**Required work**
Copy the data exactly. Leave nothing out.
· · · · · · ·
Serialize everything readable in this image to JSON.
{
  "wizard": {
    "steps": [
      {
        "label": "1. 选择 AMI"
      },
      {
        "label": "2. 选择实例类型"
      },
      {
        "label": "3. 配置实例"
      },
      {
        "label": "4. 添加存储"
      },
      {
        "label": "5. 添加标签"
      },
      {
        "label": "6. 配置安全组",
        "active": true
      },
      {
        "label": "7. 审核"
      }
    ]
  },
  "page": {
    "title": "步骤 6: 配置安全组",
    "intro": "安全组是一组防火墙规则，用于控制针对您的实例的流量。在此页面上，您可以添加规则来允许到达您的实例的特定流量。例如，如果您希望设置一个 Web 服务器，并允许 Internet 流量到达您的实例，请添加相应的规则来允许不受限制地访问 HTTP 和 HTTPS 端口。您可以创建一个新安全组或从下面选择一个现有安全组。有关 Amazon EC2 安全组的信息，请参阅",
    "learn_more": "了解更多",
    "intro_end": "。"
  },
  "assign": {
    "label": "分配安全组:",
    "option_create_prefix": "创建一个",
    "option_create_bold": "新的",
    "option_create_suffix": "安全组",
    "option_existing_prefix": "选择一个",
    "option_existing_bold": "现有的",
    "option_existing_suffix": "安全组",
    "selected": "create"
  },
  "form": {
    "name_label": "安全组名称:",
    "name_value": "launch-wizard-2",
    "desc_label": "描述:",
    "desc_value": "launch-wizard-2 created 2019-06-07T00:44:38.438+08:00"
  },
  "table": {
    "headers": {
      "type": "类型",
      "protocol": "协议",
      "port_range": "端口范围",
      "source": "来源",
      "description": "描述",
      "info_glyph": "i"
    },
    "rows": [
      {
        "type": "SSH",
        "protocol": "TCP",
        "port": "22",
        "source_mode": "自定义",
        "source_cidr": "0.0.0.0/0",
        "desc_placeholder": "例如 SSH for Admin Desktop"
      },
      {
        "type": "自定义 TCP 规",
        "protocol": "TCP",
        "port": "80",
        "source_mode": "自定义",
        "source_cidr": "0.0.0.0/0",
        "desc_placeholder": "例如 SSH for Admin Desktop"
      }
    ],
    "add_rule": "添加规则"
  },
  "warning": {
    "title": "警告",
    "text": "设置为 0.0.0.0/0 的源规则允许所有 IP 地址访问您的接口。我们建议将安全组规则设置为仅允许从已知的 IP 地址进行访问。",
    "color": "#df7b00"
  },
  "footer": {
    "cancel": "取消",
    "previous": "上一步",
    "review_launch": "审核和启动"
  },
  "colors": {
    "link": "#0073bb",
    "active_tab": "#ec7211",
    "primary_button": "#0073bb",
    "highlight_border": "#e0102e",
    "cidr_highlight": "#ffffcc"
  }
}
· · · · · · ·
**Written reply**
Serialize everything readable in this image to JSON.
{
  "wizard": {
    "steps": [
      {
        "label": "1. 选择 AMI"
      },
      {
        "label": "2. 选择实例类型"
      },
      {
        "label": "3. 配置实例"
      },
      {
        "label": "4. 添加存储"
      },
      {
        "label": "5. 添加标签"
      },
      {
        "label": "6. 配置安全组",
        "active": true
      },
      {
        "label": "7. 审核"
      }
    ]
  },
  "page": {
    "title": "步骤 6: 配置安全组",
    "intro": "安全组是一组防火墙规则，用于控制针对您的实例的流量。在此页面上，您可以添加规则来允许到达您的实例的特定流量。例如，如果您希望设置一个 Web 服务器，并允许 Internet 流量到达您的实例，请添加相应的规则来允许不受限制地访问 HTTP 和 HTTPS 端口。您可以创建一个新安全组或从下面选择一个现有安全组。有关 Amazon EC2 安全组的信息，请参阅",
    "learn_more": "了解更多",
    "intro_end": "。"
  },
  "assign": {
    "label": "分配安全组:",
    "option_create_prefix": "创建一个",
    "option_create_bold": "新的",
    "option_create_suffix": "安全组",
    "option_existing_prefix": "选择一个",
    "option_existing_bold": "现有的",
    "option_existing_suffix": "安全组",
    "selected": "create"
  },
  "form": {
    "name_label": "安全组名称:",
    "name_value": "launch-wizard-2",
    "desc_label": "描述:",
    "desc_value": "launch-wizard-2 created 2019-06-07T00:44:38.438+08:00"
  },
  "table": {
    "headers": {
      "type": "类型",
      "protocol": "协议",
      "port_range": "端口范围",
      "source": "来源",
      "description": "描述",
      "info_glyph": "i"
    },
    "rows": [
      {
        "type": "SSH",
        "protocol": "TCP",
        "port": "22",
        "source_mode": "自定义",
        "source_cidr": "0.0.0.0/0",
        "desc_placeholder": "例如 SSH for Admin Desktop"
      },
      {
        "type": "自定义 TCP 规",
        "protocol": "TCP",
        "port": "80",
        "source_mode": "自定义",
        "source_cidr": "0.0.0.0/0",
        "desc_placeholder": "例如 SSH for Admin Desktop"
      }
    ],
    "add_rule": "添加规则"
  },
  "warning": {
    "title": "警告",
    "text": "设置为 0.0.0.0/0 的源规则允许所有 IP 地址访问您的接口。我们建议将安全组规则设置为仅允许从已知的 IP 地址进行访问。",
    "color": "#df7b00"
  },
  "footer": {
    "cancel": "取消",
    "previous": "上一步",
    "review_launch": "审核和启动"
  },
  "colors": {
    "link": "#0073bb",
    "active_tab": "#ec7211",
    "primary_button": "#0073bb",
    "highlight_border": "#e0102e",
    "cidr_highlight": "#ffffcc"
  }
}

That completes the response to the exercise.